The Senate Health Committee on Wednesday approved legislation (SB 48) by Senate President Pro Tempore Don Perata (D-Oakland) to rework California's health care system and expand health insurance coverage, the Ventura County Star reports (Herdt, Ventura County Star, 4/26).
Perata's proposal would require employer and employee contributions for health insurance, as well as require employees to show proof of health insurance on their state tax returns (California Healthline, 3/19). The plan also would expand public subsidized programs and rely on increased federal funds.
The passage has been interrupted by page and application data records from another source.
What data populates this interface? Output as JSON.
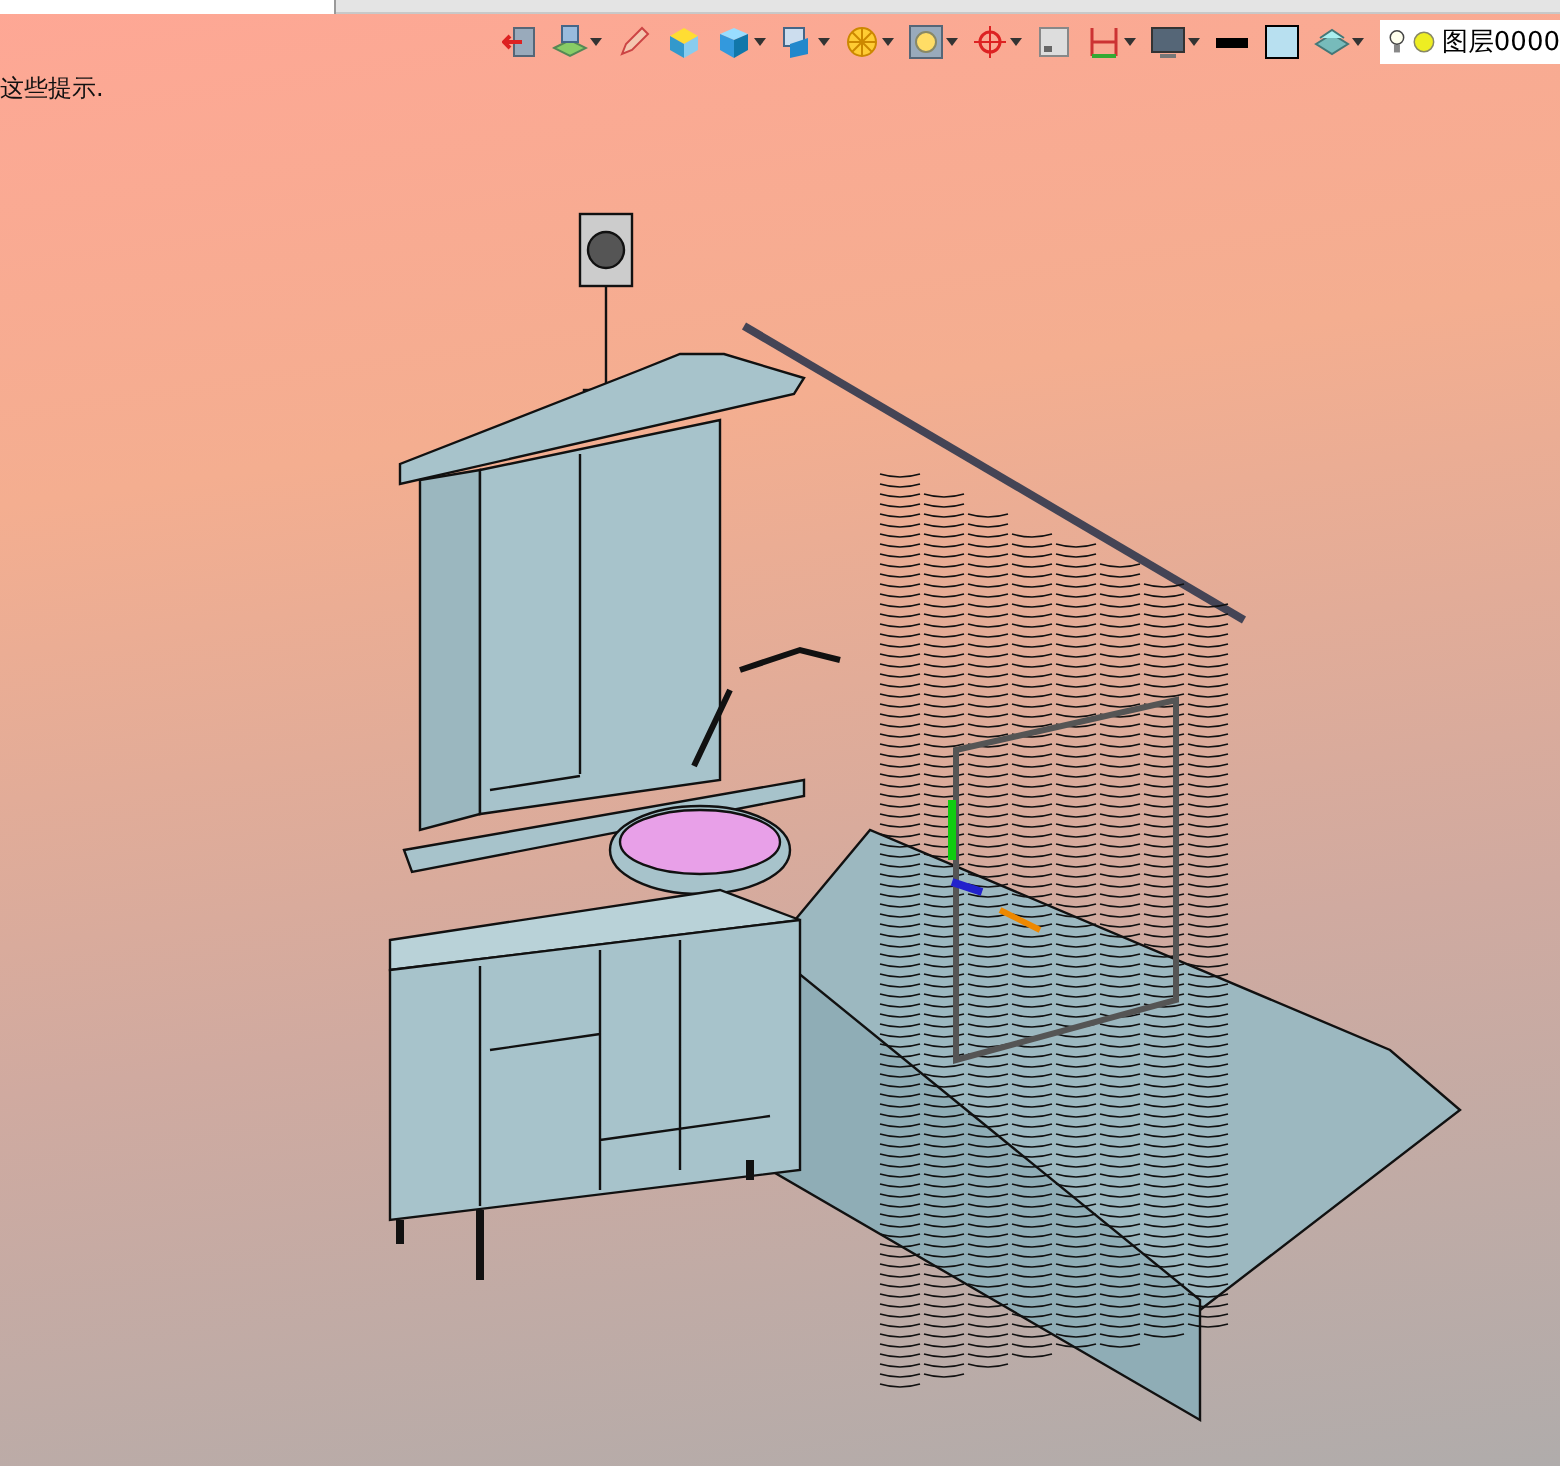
{
  "hint_text": "这些提示.",
  "layer_field": {
    "visible": true,
    "label": "图层0000"
  }
}
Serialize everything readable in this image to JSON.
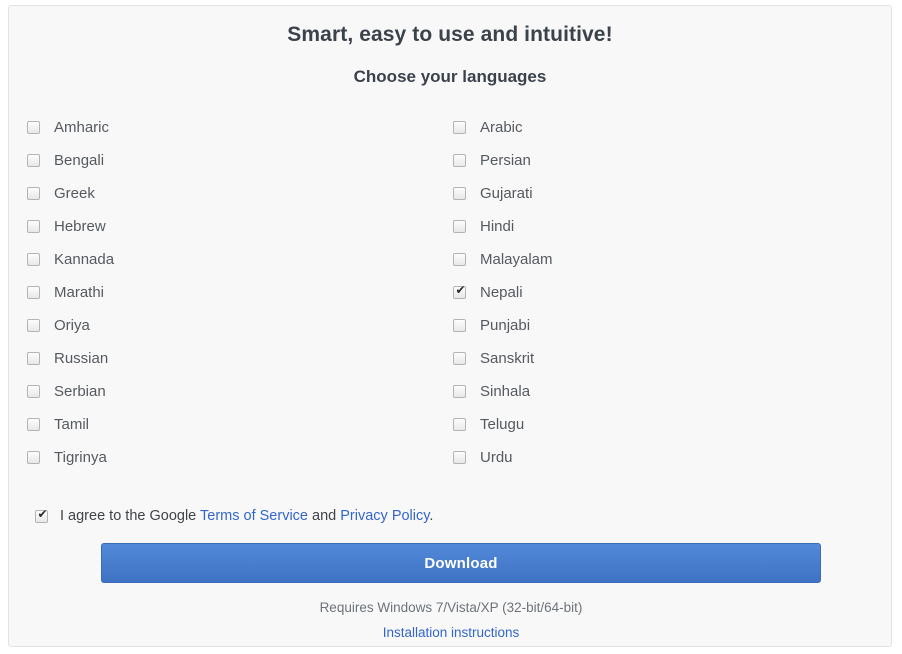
{
  "panel": {
    "title": "Smart, easy to use and intuitive!",
    "subtitle": "Choose your languages"
  },
  "languages": {
    "left_column": [
      {
        "label": "Amharic",
        "checked": false
      },
      {
        "label": "Bengali",
        "checked": false
      },
      {
        "label": "Greek",
        "checked": false
      },
      {
        "label": "Hebrew",
        "checked": false
      },
      {
        "label": "Kannada",
        "checked": false
      },
      {
        "label": "Marathi",
        "checked": false
      },
      {
        "label": "Oriya",
        "checked": false
      },
      {
        "label": "Russian",
        "checked": false
      },
      {
        "label": "Serbian",
        "checked": false
      },
      {
        "label": "Tamil",
        "checked": false
      },
      {
        "label": "Tigrinya",
        "checked": false
      }
    ],
    "right_column": [
      {
        "label": "Arabic",
        "checked": false
      },
      {
        "label": "Persian",
        "checked": false
      },
      {
        "label": "Gujarati",
        "checked": false
      },
      {
        "label": "Hindi",
        "checked": false
      },
      {
        "label": "Malayalam",
        "checked": false
      },
      {
        "label": "Nepali",
        "checked": true
      },
      {
        "label": "Punjabi",
        "checked": false
      },
      {
        "label": "Sanskrit",
        "checked": false
      },
      {
        "label": "Sinhala",
        "checked": false
      },
      {
        "label": "Telugu",
        "checked": false
      },
      {
        "label": "Urdu",
        "checked": false
      }
    ]
  },
  "terms": {
    "checked": true,
    "prefix": "I agree to the Google ",
    "tos_link": "Terms of Service",
    "middle": " and ",
    "privacy_link": "Privacy Policy",
    "suffix": "."
  },
  "download": {
    "label": "Download"
  },
  "footer": {
    "requires": "Requires Windows 7/Vista/XP (32-bit/64-bit)",
    "install_link": "Installation instructions"
  },
  "colors": {
    "button_blue": "#4a7ccc",
    "link_blue": "#3366cc",
    "heading": "#3c424b",
    "panel_bg": "#f8f8f8"
  }
}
Approval of Perata's plan came one day after the Assembly Health Committee approved a proposal by Assembly Speaker Fabian Núñez (D-Los Angeles) (Ventura County Star, 4/26).
Gov. Arnold Schwarzenegger's (R) plan to overhaul the state's health care system has yet to be written into legislation because no lawmaker has agreed to carry the proposal, according to the San Francisco Chronicle.
However, Schwarzenegger this week said that introducing a bill is not necessary right now.
Daniel Zingale, a health care adviser to the governor, said Schwarzenegger is speaking with several lawmakers from both parties about carrying his proposal (Chorneau, San Francisco Chronicle, 4/26).
Cost of Health Care Reform
Both legislative leaders are awaiting estimates from a health care consultant on the cost of their respective proposals. The consultant also will provide cost estimates for Schwarzenegger's health care overhaul plan (Ventura County Star, 4/26).
The governor's proposal seeks to provide coverage to all uninsured residents, unlike the lawmakers' plans. All three proposals include requirements for employer contributions, but neither Democratic proposal includes requirements for individuals to buy health insurance (San Francisco Chronicle, 4/26).
Unlike Núñez's plan, Perata's would not extend coverage to all children (California Healthline, 3/19).
The Democratic plans also do not use proposed contributions from health care providers to help finance expanded health insurance coverage, a situation some are interpreting as a signal that employers and tax-supported programs will bear the costs of the initiatives (San Francisco Chronicle, 4/26).
Perata said, "We will evaluate all three plans using a common methodology." He added, "Working from the same set of numbers will make it easier to negotiate a final solution."
Perata said he hopes to receive the cost estimate within "a couple weeks" (Ventura County Star, 4/26).
Likelihood of Adoption
Sen. Sheila Kuehl (D-Los Angeles), chair of the health committee, said Perata's plan "has got some reality base to it," adding, "It could happen this year."
Kuehl said that if Perata's legislation becomes law, it could serve as a "bridge" to expand health care coverage until there is sufficient support to enact a single-payer health care system in California.
Kuehl has reintroduced her bill (SB 840) to create such a system in California. Schwarzenegger last year vetoed identical legislation (Ventura County Star, 4/26).